Audit Office criticises Education Authority overspend
The head of the Northern Ireland Audit Office (NIAO) has criticised the Education Authority (EA) for going over-budget by almost £17m in 2017/18.
The EA, which is responsible for allocating money to schools across Northern Ireland, overspent its budget in 2016/17 by £19m.
The comptroller and auditor general, Kieran Donnelly, said he was concerned by the continuing overspend.
He also said there was an urgent need for reform of the education sector.
The EA commissions and pays for things like support for children with special educational needs (SEN), school maintenance, meals and transport.
Reporting on the EA's 2017/18 accounts, Mr Donnelly said that paying for SEN support was the main reason for the body going over-budget.
The EA had overspent its SEN budget by £12.7m and its school meals budget by £2.4m.
The introduction of the apprenticeship levy had also cost the EA £5.3m, but its total overspend was reduced by a £2.8m underspend in some other areas.
As a result, it had spent £1,851m on services to schools in 2017/18, despite receiving £1,833.5m from the Department for Education (DE) for that purpose.
However, the EA's overspend of £17.6m on school services was reduced slightly overall as it spent £1m less on student and further education support than it had been allocated by the Department for the Economy.
The NIAO report also revealed that a complete 2017/18 budget plan was only agreed between the EA and DE in January 2018, nine months into the financial year.
In response, the EA said that the issues which led it to go over-budget in 2016/17 had persisted in 2017/18.
"The EA stated that as budget allocations have essentially remained cash flat, it was unable to absorb in-year pay and price inflationary pressures and increased demand pressures," said the NIAO.
The EA added that it had made £31m of savings last year.
The spending watchdog has also reported that the budget for schools has reduced by 10% in real terms in recent years.

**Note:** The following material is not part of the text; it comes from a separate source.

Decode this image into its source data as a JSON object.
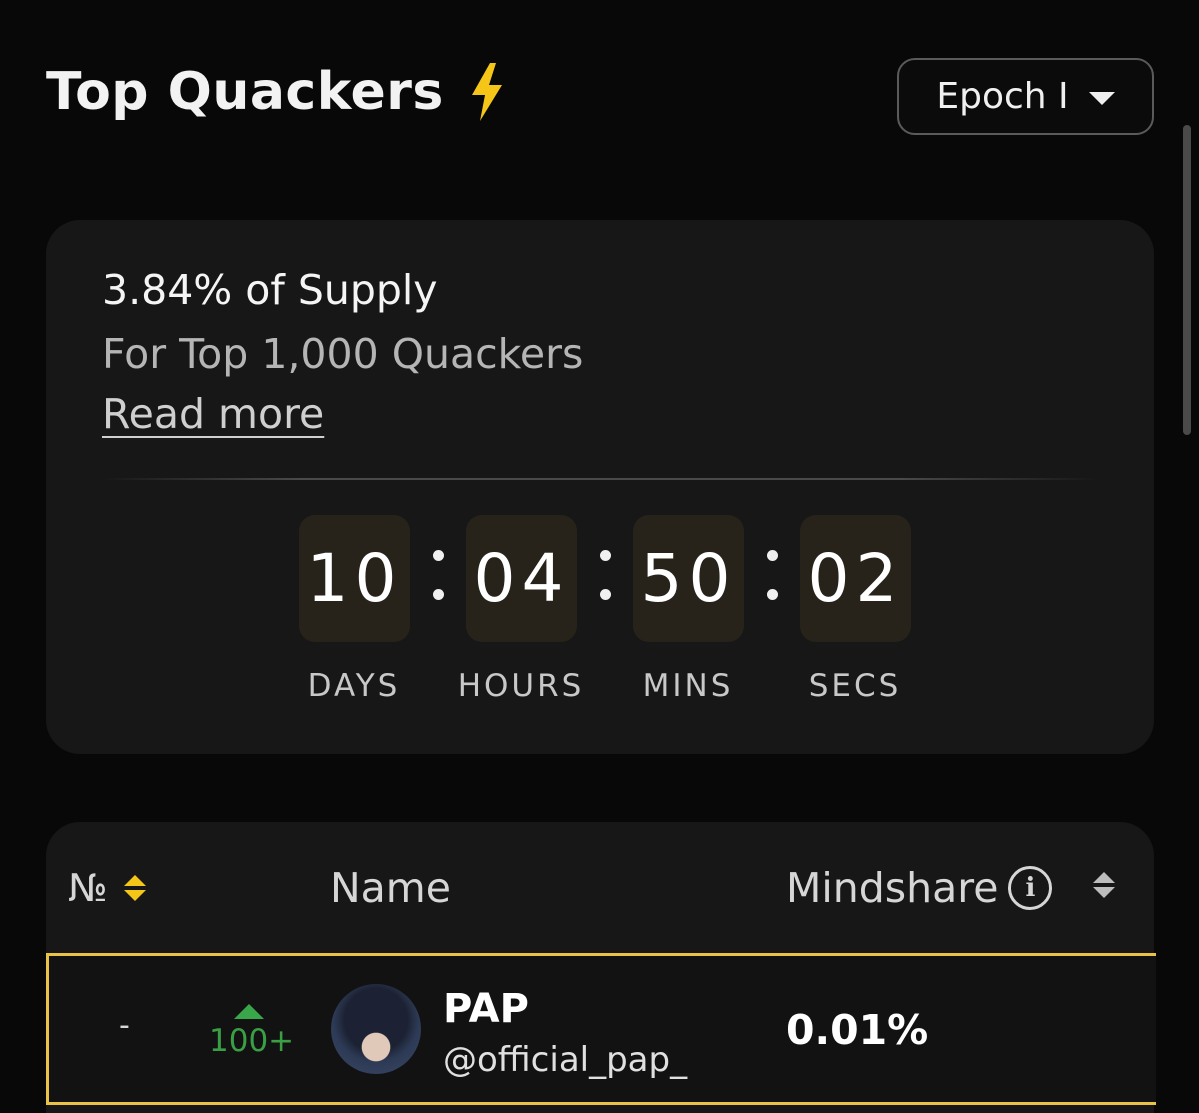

The EA has previously said that an increasing number of schools in Northern Ireland are in budget deficit.